What you will do: Give the data again in full, without pictures.

Collection entries:
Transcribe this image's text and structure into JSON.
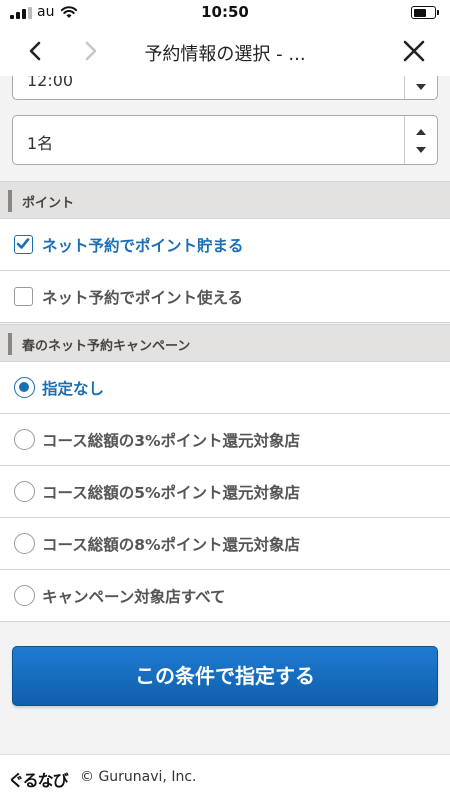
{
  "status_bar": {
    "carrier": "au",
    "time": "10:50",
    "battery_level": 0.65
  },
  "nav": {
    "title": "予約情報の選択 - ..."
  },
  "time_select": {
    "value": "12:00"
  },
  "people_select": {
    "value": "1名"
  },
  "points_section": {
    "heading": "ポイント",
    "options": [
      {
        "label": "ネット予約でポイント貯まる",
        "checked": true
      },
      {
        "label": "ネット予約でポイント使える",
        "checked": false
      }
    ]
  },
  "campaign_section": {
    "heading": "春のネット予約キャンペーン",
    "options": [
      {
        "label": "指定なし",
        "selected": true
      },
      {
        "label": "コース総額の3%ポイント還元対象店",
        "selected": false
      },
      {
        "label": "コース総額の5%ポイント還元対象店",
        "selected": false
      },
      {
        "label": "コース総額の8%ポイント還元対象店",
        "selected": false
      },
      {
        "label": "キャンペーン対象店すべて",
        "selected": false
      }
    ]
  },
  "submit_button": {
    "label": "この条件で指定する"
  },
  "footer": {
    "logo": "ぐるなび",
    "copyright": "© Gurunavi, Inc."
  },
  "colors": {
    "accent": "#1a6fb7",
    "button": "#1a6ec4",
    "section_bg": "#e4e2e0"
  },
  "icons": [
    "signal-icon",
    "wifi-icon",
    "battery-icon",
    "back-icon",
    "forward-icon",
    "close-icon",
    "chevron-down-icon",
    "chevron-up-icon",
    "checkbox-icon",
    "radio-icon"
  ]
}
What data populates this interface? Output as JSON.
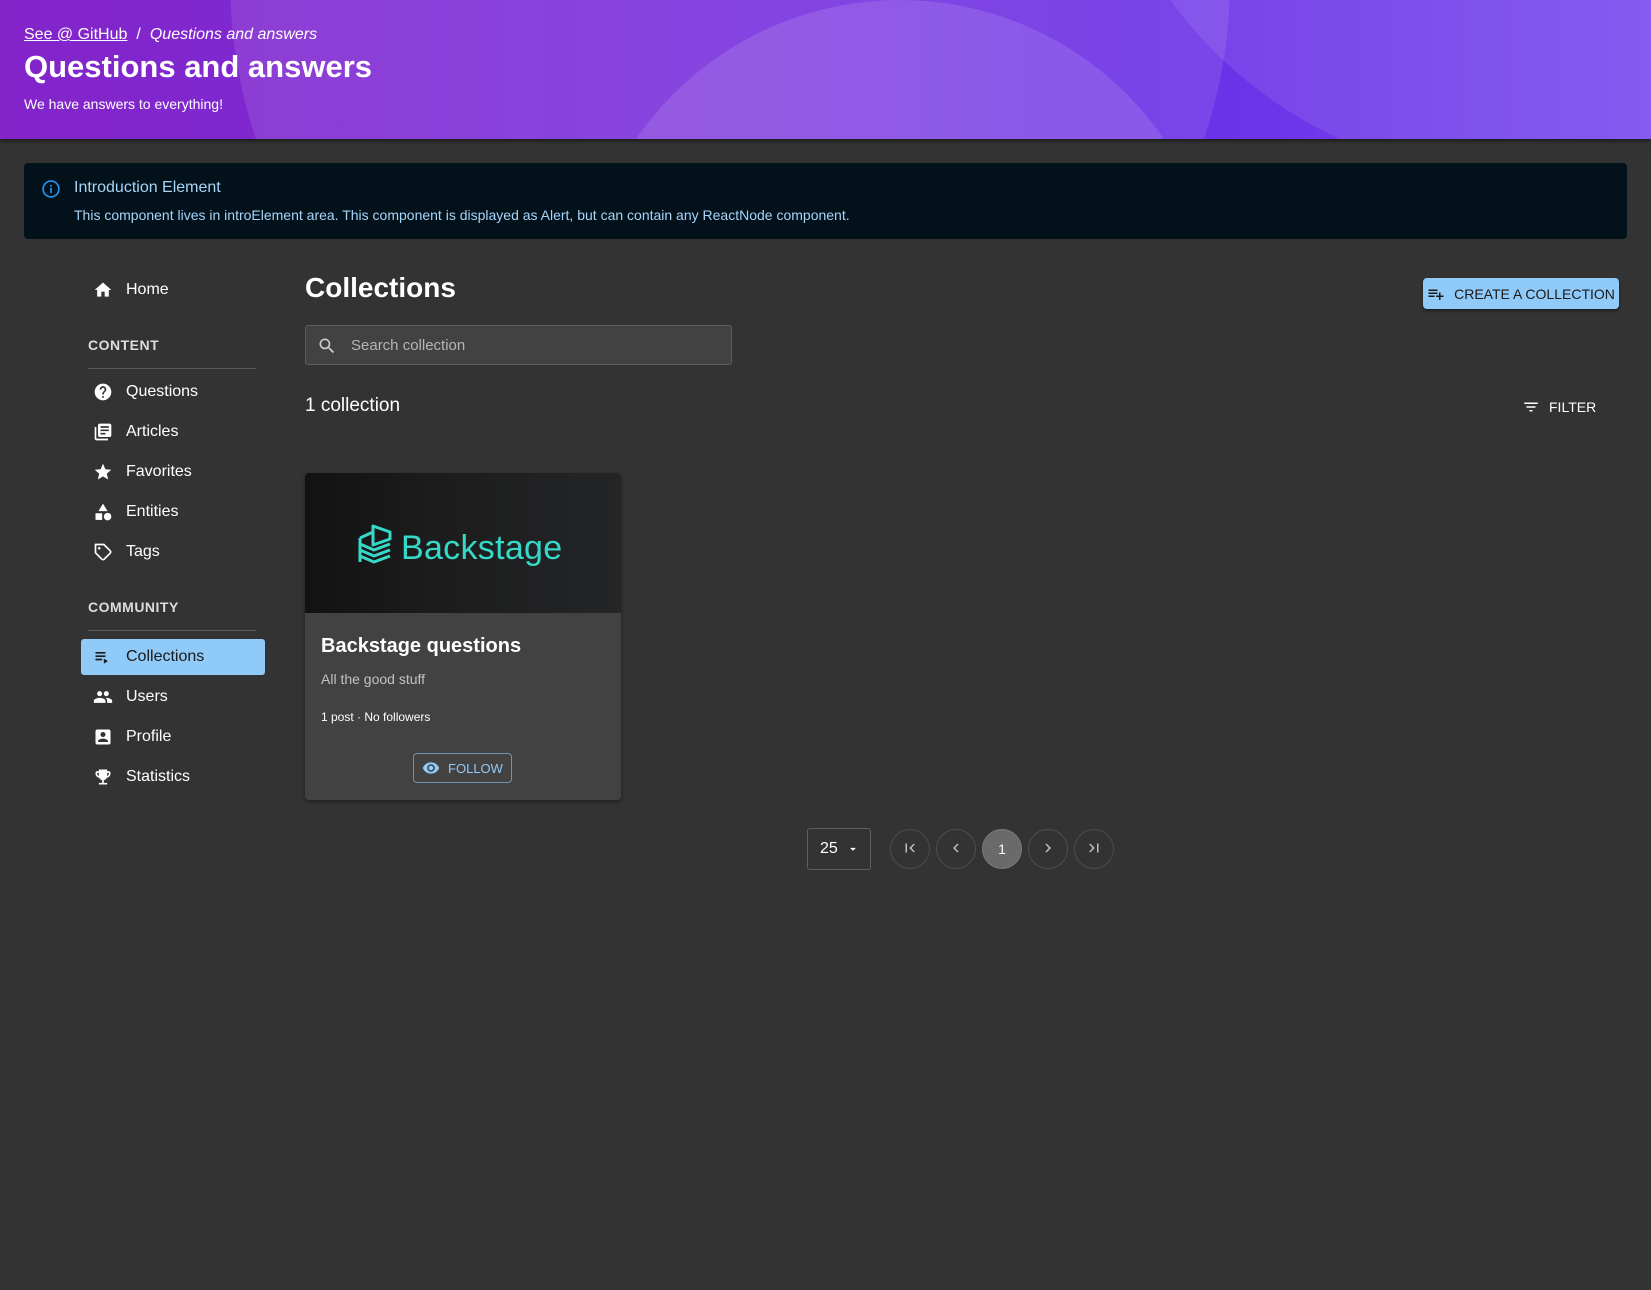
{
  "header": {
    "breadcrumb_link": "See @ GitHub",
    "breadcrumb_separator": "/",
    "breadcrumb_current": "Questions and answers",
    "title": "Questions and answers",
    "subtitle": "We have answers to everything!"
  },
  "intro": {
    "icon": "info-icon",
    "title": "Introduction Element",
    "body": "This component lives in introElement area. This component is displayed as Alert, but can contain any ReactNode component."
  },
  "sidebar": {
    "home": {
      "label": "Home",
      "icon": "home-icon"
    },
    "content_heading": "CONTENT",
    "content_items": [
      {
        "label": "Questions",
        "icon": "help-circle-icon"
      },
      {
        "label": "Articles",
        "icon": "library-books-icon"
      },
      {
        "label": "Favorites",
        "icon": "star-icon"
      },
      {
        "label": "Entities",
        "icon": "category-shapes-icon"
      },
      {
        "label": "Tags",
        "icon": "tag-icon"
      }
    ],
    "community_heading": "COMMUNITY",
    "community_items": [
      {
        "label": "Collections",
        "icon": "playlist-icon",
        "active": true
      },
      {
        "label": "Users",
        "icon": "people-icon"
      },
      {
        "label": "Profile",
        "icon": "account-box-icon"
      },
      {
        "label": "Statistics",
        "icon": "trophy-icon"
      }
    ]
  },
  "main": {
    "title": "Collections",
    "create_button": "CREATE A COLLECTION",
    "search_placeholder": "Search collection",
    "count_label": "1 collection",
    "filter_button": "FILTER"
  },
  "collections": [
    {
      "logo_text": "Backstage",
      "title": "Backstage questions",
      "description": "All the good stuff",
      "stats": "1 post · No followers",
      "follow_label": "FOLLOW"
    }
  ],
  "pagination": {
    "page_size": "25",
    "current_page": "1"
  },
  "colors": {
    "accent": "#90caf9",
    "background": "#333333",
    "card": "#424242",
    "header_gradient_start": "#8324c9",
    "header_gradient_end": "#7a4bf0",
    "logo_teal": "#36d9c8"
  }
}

Result for this exercise:
Transcribe this image's text and structure into JSON.
{
  "status_bar": {
    "carrier": "au",
    "time": "10:50",
    "battery_level": 0.65
  },
  "nav": {
    "title": "予約情報の選択 - ..."
  },
  "time_select": {
    "value": "12:00"
  },
  "people_select": {
    "value": "1名"
  },
  "points_section": {
    "heading": "ポイント",
    "options": [
      {
        "label": "ネット予約でポイント貯まる",
        "checked": true
      },
      {
        "label": "ネット予約でポイント使える",
        "checked": false
      }
    ]
  },
  "campaign_section": {
    "heading": "春のネット予約キャンペーン",
    "options": [
      {
        "label": "指定なし",
        "selected": true
      },
      {
        "label": "コース総額の3%ポイント還元対象店",
        "selected": false
      },
      {
        "label": "コース総額の5%ポイント還元対象店",
        "selected": false
      },
      {
        "label": "コース総額の8%ポイント還元対象店",
        "selected": false
      },
      {
        "label": "キャンペーン対象店すべて",
        "selected": false
      }
    ]
  },
  "submit_button": {
    "label": "この条件で指定する"
  },
  "footer": {
    "logo": "ぐるなび",
    "copyright": "© Gurunavi, Inc."
  },
  "colors": {
    "accent": "#1a6fb7",
    "button": "#1a6ec4",
    "section_bg": "#e4e2e0"
  },
  "icons": [
    "signal-icon",
    "wifi-icon",
    "battery-icon",
    "back-icon",
    "forward-icon",
    "close-icon",
    "chevron-down-icon",
    "chevron-up-icon",
    "checkbox-icon",
    "radio-icon"
  ]
}
What data populates this interface? Output as JSON.
{
  "header": {
    "breadcrumb_link": "See @ GitHub",
    "breadcrumb_separator": "/",
    "breadcrumb_current": "Questions and answers",
    "title": "Questions and answers",
    "subtitle": "We have answers to everything!"
  },
  "intro": {
    "icon": "info-icon",
    "title": "Introduction Element",
    "body": "This component lives in introElement area. This component is displayed as Alert, but can contain any ReactNode component."
  },
  "sidebar": {
    "home": {
      "label": "Home",
      "icon": "home-icon"
    },
    "content_heading": "CONTENT",
    "content_items": [
      {
        "label": "Questions",
        "icon": "help-circle-icon"
      },
      {
        "label": "Articles",
        "icon": "library-books-icon"
      },
      {
        "label": "Favorites",
        "icon": "star-icon"
      },
      {
        "label": "Entities",
        "icon": "category-shapes-icon"
      },
      {
        "label": "Tags",
        "icon": "tag-icon"
      }
    ],
    "community_heading": "COMMUNITY",
    "community_items": [
      {
        "label": "Collections",
        "icon": "playlist-icon",
        "active": true
      },
      {
        "label": "Users",
        "icon": "people-icon"
      },
      {
        "label": "Profile",
        "icon": "account-box-icon"
      },
      {
        "label": "Statistics",
        "icon": "trophy-icon"
      }
    ]
  },
  "main": {
    "title": "Collections",
    "create_button": "CREATE A COLLECTION",
    "search_placeholder": "Search collection",
    "count_label": "1 collection",
    "filter_button": "FILTER"
  },
  "collections": [
    {
      "logo_text": "Backstage",
      "title": "Backstage questions",
      "description": "All the good stuff",
      "stats": "1 post · No followers",
      "follow_label": "FOLLOW"
    }
  ],
  "pagination": {
    "page_size": "25",
    "current_page": "1"
  },
  "colors": {
    "accent": "#90caf9",
    "background": "#333333",
    "card": "#424242",
    "header_gradient_start": "#8324c9",
    "header_gradient_end": "#7a4bf0",
    "logo_teal": "#36d9c8"
  }
}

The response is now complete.